Me and the Missus watched a curious little rental that came from the Lovefilm list the other day; Chronicle.
The film tells the story of three teenagers; Andy, Matt and Steve, who discover a mysterious meteor in the woods while attending a rave, which bestows them with superhuman powers of telekinesis. The three teenagers bond as they experiment and come to terms with their new powers, until the dynamic of the group shifts as one of the boys begins to develop his talents faster and starts to see the world differently.
The entire movie is presented in the ‘Found Footage’ format and is largely made up of the character Andy’s video diary camcorder, occassionally supplemented with CCTV camera footage, news broadcasts, and another minor character’s video blog (Casey, Matt’s love interest.) Historically ‘Found Footage’ style movies have generally left me cold, but I liked the method in this film – rather than being a horror gimmick or a technique utilised to disguise a low budget I felt the approach legitimately added a layer to the storytelling. One of the key aspects to the story is the ‘what if?’ realism and the ‘Found Footage’ method mostly re-enforces and enhances the realism of the piece, except for a few minor moments when it was a little too cinematic and broke the style a bit. These occasions were rare though; by enlarge the Found Footage filming is done very well.
The cast do an outstanding job, especially considering all three of the main protagonists are reletively inexperienced. The only one I recognised was Michael B. Jordan, from his TV roles, which are mostly bit-parts in shows I watch. Each of these guys was entirely convincing in their roles and I fully accepted the emotional journey each character takes through their performances.
The plot was a tad too predictable – it was implicitly obvious where this movie was going to go early on. Even the most irregular film viewer could probably pin down the narrative on this one fairly sharpish. This is the film’s biggest downfall really; while I watched the film and enjoyed the performances and the cinematic style I knew exactly what was going to happen, immensely annoying my Wife as I outlined each coming scene like some creepy fortune teller. (She even asked me if I’d seen it before.)
I was reminded of an old favourite watching this flick; Akira, by Katsuhiro Otomo. There is much in the way of thematic similarities and some of the visual aesthetic too, so if you’re a fan of Akira I can definitely see this movie appealing to you as it did me despite the predictability – it was kind of cool to see some of the ideas in live action.
Speaking of visual aesthetic – there are a number of instances when I felt the FX were a little on the iffy side. These iffy FX moments made me feel like there was a break in the realism so well created through the ‘Found Footage’ style and the performances. I have chosen to largely forgive these moments; while a bit of a niggly annoyance it didn’t drastically effect my viewing experience and I would consider what was on the screen an achievement considering the budget of the film.

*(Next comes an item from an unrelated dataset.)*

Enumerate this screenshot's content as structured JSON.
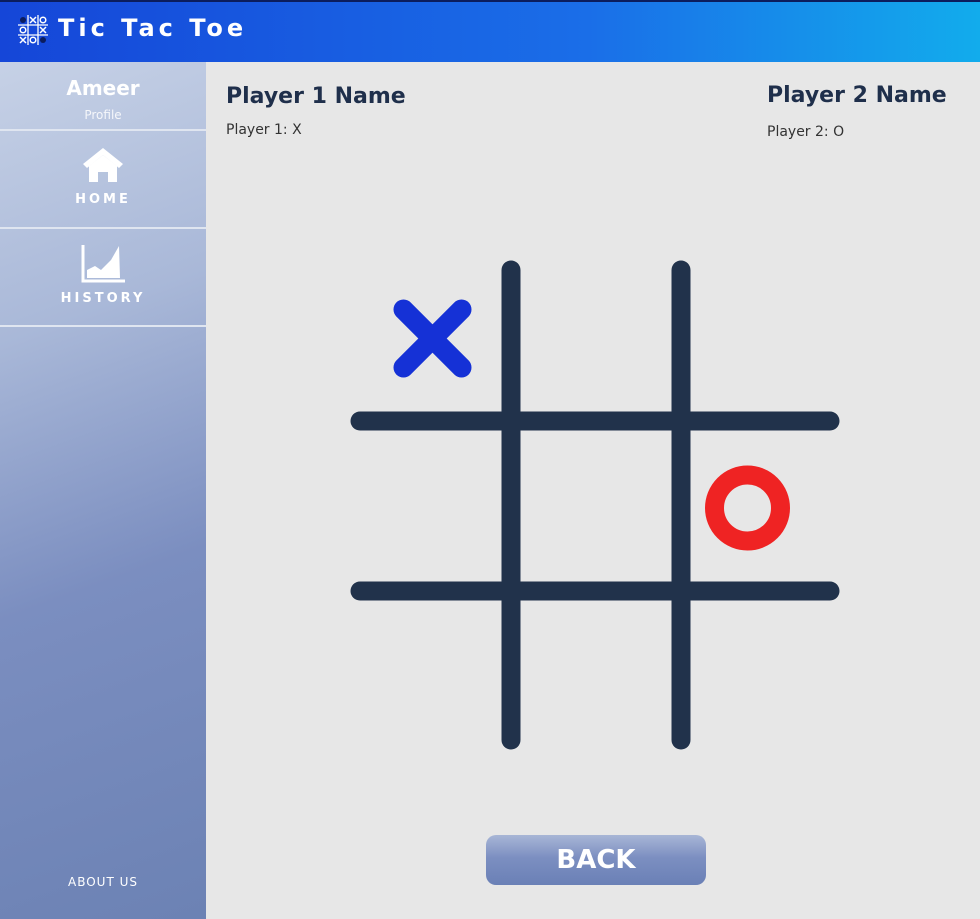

Would I recommend it? Yes I would. Although it’s not trailblazing new cinematic territory and could be perceived as a little gimmicky and predictable it’s a well constructed piece of work with good direction and performances that make it a worthwhile viewing experience. If I had to score the film it would be a rock solid 7.